__What needs to be done__: What lines below include the string "avatar"? Pick them out and copy them.

[Data about app and page elements]
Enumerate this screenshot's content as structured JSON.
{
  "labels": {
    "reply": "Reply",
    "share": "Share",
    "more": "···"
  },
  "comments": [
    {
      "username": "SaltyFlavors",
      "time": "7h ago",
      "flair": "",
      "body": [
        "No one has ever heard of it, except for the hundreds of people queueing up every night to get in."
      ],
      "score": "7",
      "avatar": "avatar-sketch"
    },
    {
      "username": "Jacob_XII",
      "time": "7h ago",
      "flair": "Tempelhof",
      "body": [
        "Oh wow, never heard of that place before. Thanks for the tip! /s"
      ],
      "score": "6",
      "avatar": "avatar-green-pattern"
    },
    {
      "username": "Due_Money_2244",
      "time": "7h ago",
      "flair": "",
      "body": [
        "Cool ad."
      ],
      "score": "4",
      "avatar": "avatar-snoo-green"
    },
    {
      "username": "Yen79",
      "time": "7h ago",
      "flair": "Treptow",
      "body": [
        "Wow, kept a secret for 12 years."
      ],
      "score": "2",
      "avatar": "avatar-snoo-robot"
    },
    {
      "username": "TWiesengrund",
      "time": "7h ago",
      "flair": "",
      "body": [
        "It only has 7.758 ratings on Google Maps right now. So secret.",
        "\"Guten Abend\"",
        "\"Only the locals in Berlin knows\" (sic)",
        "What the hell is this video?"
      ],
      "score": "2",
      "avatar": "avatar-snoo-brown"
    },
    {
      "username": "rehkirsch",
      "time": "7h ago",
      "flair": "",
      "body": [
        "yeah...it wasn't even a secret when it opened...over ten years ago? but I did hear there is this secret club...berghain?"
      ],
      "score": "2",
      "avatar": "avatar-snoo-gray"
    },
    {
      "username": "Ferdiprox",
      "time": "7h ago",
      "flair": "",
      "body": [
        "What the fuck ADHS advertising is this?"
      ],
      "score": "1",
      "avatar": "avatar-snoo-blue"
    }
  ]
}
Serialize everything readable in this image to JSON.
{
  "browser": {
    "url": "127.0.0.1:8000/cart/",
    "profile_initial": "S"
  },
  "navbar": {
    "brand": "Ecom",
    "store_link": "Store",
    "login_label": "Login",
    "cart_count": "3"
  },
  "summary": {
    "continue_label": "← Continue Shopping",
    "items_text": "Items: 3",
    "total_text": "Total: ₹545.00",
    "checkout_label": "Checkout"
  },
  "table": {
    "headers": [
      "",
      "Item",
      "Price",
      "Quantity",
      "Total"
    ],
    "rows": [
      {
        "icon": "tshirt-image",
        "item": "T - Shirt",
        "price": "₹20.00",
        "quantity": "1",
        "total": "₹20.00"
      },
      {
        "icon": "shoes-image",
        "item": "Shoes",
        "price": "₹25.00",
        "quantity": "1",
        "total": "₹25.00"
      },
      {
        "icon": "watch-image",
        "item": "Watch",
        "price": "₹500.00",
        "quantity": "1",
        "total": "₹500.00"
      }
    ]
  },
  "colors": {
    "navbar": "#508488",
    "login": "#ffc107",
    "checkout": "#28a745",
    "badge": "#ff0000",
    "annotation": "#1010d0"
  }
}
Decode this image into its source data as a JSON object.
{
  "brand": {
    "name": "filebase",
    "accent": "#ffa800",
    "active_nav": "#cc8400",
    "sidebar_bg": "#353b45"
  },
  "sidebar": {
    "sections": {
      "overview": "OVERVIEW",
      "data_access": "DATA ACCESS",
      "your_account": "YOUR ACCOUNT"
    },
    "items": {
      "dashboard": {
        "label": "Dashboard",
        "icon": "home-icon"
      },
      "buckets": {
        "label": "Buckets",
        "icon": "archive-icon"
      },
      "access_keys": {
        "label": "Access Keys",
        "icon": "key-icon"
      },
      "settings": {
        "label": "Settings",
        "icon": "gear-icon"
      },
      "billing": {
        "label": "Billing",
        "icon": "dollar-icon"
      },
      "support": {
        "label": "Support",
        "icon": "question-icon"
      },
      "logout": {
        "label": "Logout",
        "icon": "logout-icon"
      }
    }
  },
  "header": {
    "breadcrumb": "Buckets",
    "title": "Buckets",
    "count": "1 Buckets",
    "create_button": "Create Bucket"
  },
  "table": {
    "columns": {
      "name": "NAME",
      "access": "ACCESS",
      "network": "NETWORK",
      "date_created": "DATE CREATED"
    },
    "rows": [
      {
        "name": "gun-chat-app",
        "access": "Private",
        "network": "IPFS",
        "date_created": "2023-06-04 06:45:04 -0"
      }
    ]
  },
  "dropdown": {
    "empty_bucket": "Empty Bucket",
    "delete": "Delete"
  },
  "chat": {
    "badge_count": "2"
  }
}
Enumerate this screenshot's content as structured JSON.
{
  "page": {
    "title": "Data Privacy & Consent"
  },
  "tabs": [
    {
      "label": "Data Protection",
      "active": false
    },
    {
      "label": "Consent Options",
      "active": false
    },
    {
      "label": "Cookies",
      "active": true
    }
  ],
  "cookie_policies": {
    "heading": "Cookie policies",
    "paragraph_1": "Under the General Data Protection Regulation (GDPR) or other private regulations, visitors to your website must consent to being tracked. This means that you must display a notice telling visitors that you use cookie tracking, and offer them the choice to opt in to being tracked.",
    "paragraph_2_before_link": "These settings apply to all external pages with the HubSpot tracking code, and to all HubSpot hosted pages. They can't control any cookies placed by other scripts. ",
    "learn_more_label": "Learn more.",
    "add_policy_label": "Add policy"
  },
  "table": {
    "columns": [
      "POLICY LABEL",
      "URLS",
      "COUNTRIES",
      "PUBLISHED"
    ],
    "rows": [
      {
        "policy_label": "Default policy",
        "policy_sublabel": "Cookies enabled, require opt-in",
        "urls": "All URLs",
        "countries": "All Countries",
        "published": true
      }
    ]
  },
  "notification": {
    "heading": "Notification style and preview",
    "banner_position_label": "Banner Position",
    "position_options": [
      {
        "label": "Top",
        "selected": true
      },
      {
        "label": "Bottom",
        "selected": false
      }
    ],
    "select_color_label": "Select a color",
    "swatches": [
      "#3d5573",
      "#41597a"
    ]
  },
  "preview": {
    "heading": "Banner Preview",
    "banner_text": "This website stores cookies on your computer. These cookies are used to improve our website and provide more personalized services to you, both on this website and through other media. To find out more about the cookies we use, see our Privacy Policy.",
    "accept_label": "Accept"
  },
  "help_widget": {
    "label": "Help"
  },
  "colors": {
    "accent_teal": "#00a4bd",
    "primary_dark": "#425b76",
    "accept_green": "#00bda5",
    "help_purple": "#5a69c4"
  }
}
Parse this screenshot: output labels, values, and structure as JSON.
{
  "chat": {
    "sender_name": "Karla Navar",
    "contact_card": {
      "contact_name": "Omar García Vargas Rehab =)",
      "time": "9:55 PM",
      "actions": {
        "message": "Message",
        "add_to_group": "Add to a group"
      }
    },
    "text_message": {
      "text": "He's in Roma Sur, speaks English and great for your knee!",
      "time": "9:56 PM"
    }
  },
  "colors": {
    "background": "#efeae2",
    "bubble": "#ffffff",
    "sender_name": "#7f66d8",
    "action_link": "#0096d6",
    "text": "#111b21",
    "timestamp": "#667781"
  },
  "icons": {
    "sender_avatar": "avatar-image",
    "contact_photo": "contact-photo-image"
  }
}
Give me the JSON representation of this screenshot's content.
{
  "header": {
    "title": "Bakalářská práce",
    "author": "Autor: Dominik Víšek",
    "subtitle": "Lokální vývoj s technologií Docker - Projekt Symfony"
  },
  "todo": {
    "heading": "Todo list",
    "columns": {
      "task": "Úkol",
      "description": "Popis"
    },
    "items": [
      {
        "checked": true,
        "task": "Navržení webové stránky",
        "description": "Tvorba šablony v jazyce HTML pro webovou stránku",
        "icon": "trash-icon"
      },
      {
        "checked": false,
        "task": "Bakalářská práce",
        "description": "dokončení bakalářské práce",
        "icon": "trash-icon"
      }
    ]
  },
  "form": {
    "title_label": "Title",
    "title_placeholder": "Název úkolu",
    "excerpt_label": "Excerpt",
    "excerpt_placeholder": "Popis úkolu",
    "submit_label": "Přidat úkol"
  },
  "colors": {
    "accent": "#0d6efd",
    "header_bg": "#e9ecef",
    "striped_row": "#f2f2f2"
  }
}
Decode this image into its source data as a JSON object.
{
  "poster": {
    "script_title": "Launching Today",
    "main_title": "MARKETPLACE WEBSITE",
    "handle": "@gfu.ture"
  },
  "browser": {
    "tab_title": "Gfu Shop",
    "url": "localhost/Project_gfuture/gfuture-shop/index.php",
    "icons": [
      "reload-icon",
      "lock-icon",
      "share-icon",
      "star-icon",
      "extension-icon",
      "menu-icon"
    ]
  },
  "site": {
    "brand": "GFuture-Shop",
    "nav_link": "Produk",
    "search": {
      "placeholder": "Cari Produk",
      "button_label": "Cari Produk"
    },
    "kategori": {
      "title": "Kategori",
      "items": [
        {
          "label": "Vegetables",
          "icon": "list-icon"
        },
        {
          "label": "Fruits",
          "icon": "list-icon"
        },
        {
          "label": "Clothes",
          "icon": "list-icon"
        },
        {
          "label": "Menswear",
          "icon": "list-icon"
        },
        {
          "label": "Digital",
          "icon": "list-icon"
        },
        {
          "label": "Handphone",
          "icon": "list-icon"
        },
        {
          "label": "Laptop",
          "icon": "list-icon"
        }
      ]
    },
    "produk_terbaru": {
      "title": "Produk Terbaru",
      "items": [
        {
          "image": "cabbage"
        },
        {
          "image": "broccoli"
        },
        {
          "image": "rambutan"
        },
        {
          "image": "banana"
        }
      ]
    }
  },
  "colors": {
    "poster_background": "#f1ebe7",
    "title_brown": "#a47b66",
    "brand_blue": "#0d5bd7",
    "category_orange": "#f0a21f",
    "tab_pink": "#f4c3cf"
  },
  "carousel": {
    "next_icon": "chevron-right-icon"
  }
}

__Response below__:
      "avatar": "avatar-sketch"
      "avatar": "avatar-green-pattern"
      "avatar": "avatar-snoo-green"
      "avatar": "avatar-snoo-robot"
      "avatar": "avatar-snoo-brown"
      "avatar": "avatar-snoo-gray"
      "avatar": "avatar-snoo-blue"
    "sender_avatar": "avatar-image",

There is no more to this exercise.